In the national context, antitrust, corporate, disclosure and takeover laws may represent barriers that hamper investments. In the case of antitrust law, this is particularly the case for merger control, whereby a merger can be prohibited or conditionally approved if it creates or strengthens a dominant position capable of eliminating effective competition. In corporate law, the general assembly of shareholders disposes of two tools to control the composition and influence of shareholders: statutory restrictions for the transfer of registered shares and statutory limitation of voting rights. Disclosure and takeover laws ensure transparency regarding control over publicly listed companies and govern the obligations of the bidder and the target company in the case of (planned) takeovers.
On February 26, 2018, Beat Rieder (member of the Council of States, CVP, Valais) submitted the parliamentary motion 18.3021 “Protecting the Swiss Economy through Investment Control.” The aim of this motion is to task the Federal Council with the drafting of a legal basis for the control of foreign direct investments in Swiss companies. Among other things, it foresees the creation of an approval authority for transactions that are subject to investment control. Although the Federal Council requested that the motion be rejected, the Council of States approved it on June 17, 2019 and the National Council on March 3, 2020. The Federal Council now has a two-year deadline to submit a corresponding draft bill to the Parliament. The elaboration of the draft bill is, within the limits of the motion, up to the Federal Council.
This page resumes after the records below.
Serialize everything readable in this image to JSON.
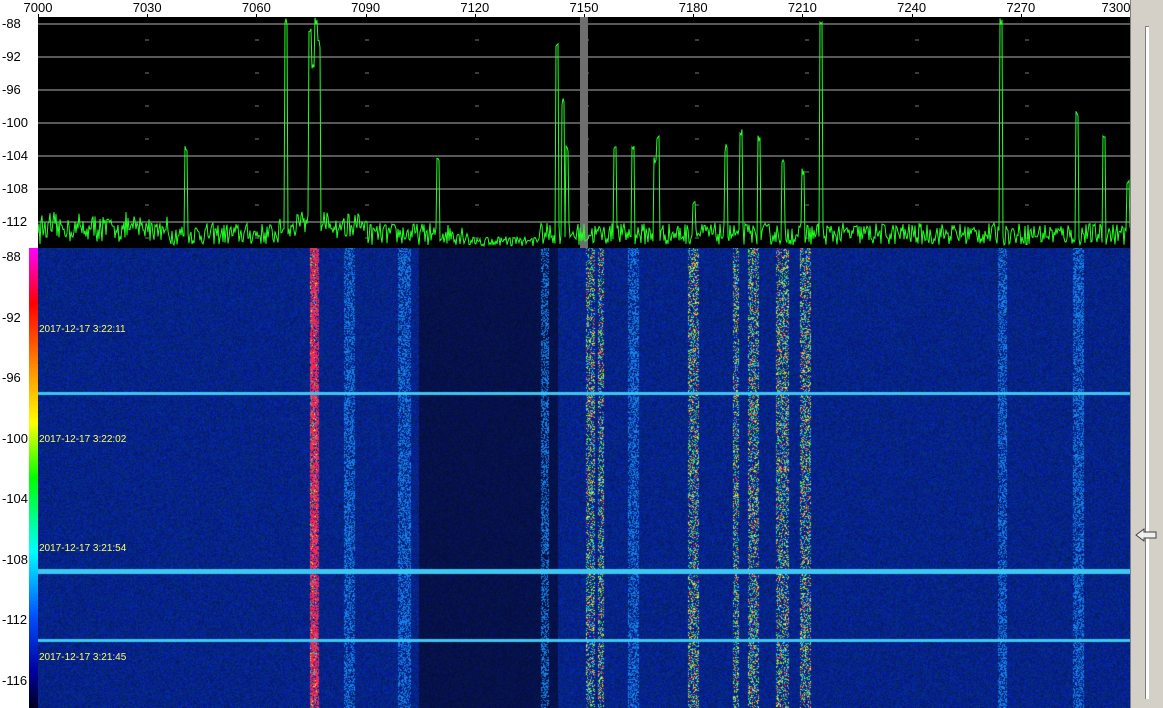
{
  "frequency_axis": {
    "labels": [
      "7000",
      "7030",
      "7060",
      "7090",
      "7120",
      "7150",
      "7180",
      "7210",
      "7240",
      "7270",
      "7300"
    ],
    "min": 7000,
    "max": 7300
  },
  "spectrum": {
    "db_labels": [
      "-88",
      "-92",
      "-96",
      "-100",
      "-104",
      "-108",
      "-112"
    ],
    "db_max": -88,
    "db_min": -116,
    "trace_color": "#22ff22",
    "grid_color": "#b0b0b0",
    "tuned_frequency": 7150
  },
  "waterfall": {
    "db_labels": [
      "-88",
      "-92",
      "-96",
      "-100",
      "-104",
      "-108",
      "-112",
      "-116"
    ],
    "timestamps": [
      "2017-12-17 3:22:11",
      "2017-12-17 3:22:02",
      "2017-12-17 3:21:54",
      "2017-12-17 3:21:45"
    ],
    "background_color": "#0a1a6e"
  },
  "icons": {
    "slider_thumb": "arrow-left-icon"
  }
}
It is not clear when the bill will be submitted to the Parliament, what its exact wording will be and whether the Parliament will accept it or not.
A majority of EU Member States and major national economies (e.g. all G7 Member States) have investment control regimes in place and screen foreign investment projects. Proposals for introducing an investment control regime are currently being discussed in some countries (e.g. the Netherlands), while screening mechanisms of this sort were recently introduced or amended in others (e.g. in Germany and Austria).
On October 11, 2020, the EU Screening Regulation enters into force. The regulation creates a framework for the screening of foreign direct investments in the EU for security and public order concerns. It also creates the basis for a cooperation mechanism between Member States and the EU Commission. However, the decision regarding whether or not to introduce a national screening mechanism and scrutinize foreign direct investments continues to be within the sole responsibility of each Member State.
The investment control process generally consists of the following elements:
- Reporting obligation for foreign investment projects;
- Initiation of a screening mechanism for foreign direct investments or investment projects based on pre-defined criteria;
- Decision by the national investment control authority on whether to approve, conditionally approve or prohibit the investment project.